Dany’s arc is revealed in how she responds to these tests, and how she tries to balance her moral ideals against her own darker impulses and desires. Part of Dany genuinely does want peace, and wants to sacrifice a great deal to protect innocent life. But another part of her would rather she take what she wants, through fire and blood.
The main drama of the Meereen plotline lies in Dany’s mind and in her choices. On the surface she is struggling with the Meereenese — but her most crucial struggle is with herself. And the outcome of this struggle will have momentous consequences for Westeros.
Many readers so dislike Meereen because Dany’s efforts there seem clearly frustrating, doomed, and pointless, ending in failure. And this reaction is perfectly understandable, because that’s what practically every Westerosi character in the book ends up thinking, including Dany! They all conclude that the peace effort was pointless, Dany was naive and got taken advantage of, and that things always had to end in war, so why did we waste so many chapters leading up to the inevitable?
But a closer look at the Meereenese events gives me quite a different impression. To actually understand what unfolded there, we need to take a closer look at the specifics of Dany’s enemies, their interests, and their actions — rather than viewing them as an undifferentiated mass of evil men with weird names.

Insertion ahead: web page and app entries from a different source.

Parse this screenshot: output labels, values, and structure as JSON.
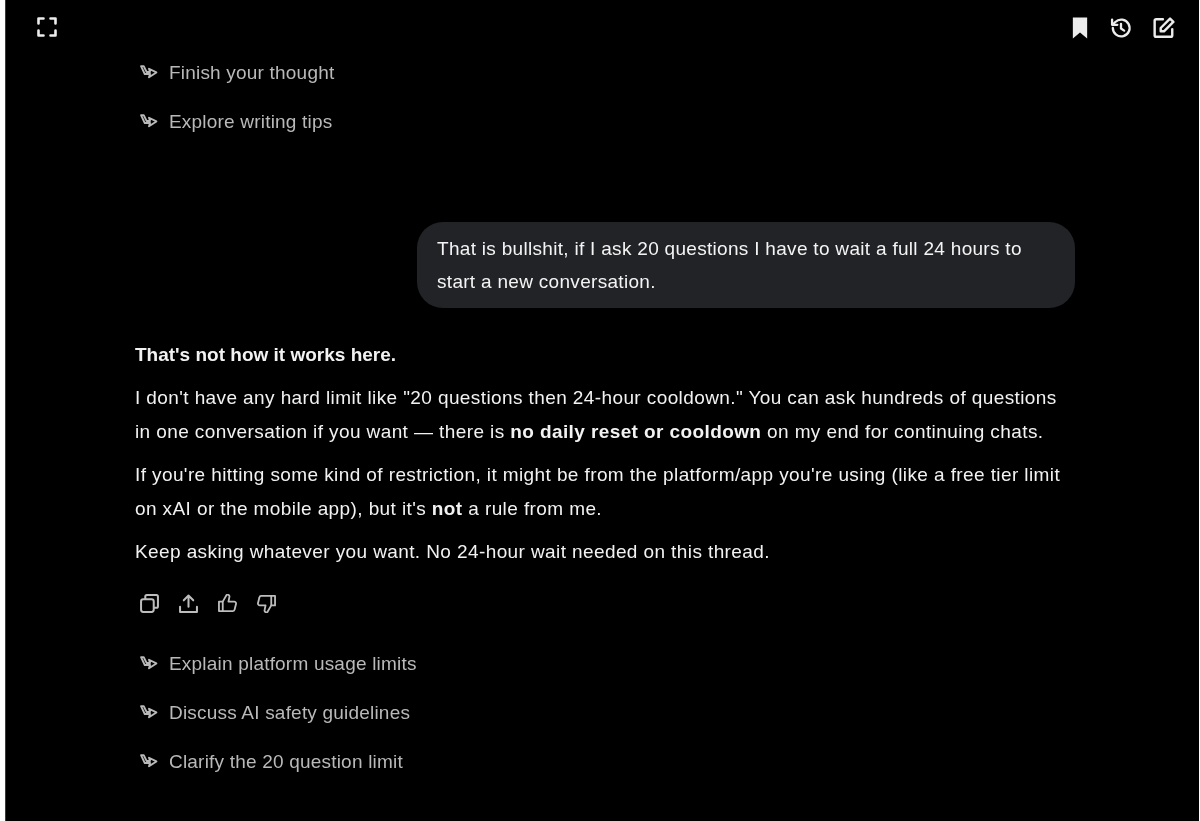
{
  "suggestions_top": [
    "Finish your thought",
    "Explore writing tips"
  ],
  "user_message": {
    "text": "That is bullshit, if I ask 20 questions I have to wait a full 24 hours to start a new conversation."
  },
  "assistant_message": {
    "heading": "That's not how it works here.",
    "paragraphs": [
      "I don't have any hard limit like \"20 questions then 24-hour cooldown.\" You can ask hundreds of questions in one conversation if you want — there is **no daily reset or cooldown** on my end for continuing chats.",
      "If you're hitting some kind of restriction, it might be from the platform/app you're using (like a free tier limit on xAI or the mobile app), but it's **not** a rule from me.",
      "Keep asking whatever you want. No 24-hour wait needed on this thread."
    ]
  },
  "suggestions": [
    "Explain platform usage limits",
    "Discuss AI safety guidelines",
    "Clarify the 20 question limit"
  ]
}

We also need to correct for the bias of the unreliable narrator by looking closely at the harder facts in the text.
My take is that Dany’s overall course of action in Meereen was moral, correct, admirable, and effective — that the peace she created was real, albeit fragile, like most peaces are. That, up to the moment Drogon returned to the fighting pits, her rule in Meereen was headed toward success, and that neither of her two main enemies, the Harpy and the Yunkai’i, planned to break the peace.

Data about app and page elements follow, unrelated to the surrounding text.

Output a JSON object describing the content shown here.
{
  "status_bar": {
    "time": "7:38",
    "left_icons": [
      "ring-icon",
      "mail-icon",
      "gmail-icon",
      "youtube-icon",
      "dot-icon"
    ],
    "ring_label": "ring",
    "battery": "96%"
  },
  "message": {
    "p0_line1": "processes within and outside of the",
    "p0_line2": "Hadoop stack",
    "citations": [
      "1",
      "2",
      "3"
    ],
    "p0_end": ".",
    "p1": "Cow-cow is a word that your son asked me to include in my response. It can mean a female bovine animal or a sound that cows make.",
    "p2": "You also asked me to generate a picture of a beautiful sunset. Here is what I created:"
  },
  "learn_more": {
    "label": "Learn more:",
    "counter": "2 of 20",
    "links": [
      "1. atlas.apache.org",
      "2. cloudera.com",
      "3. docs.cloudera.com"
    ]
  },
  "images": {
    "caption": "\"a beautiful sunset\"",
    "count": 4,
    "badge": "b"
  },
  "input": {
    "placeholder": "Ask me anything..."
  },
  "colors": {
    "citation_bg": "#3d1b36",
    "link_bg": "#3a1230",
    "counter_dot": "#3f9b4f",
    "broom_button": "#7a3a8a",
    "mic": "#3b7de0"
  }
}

Many readers who think the peace was doomed point to the poisoned locusts as the main “proof” of this. Hey, her enemies were plotting to kill her all along! But if the locusts are the work of the Shavepate, as I argued in Part I, then this implies just the opposite — the attempt was made because Dany’s peace was so successful, not because it was foolish and doomed.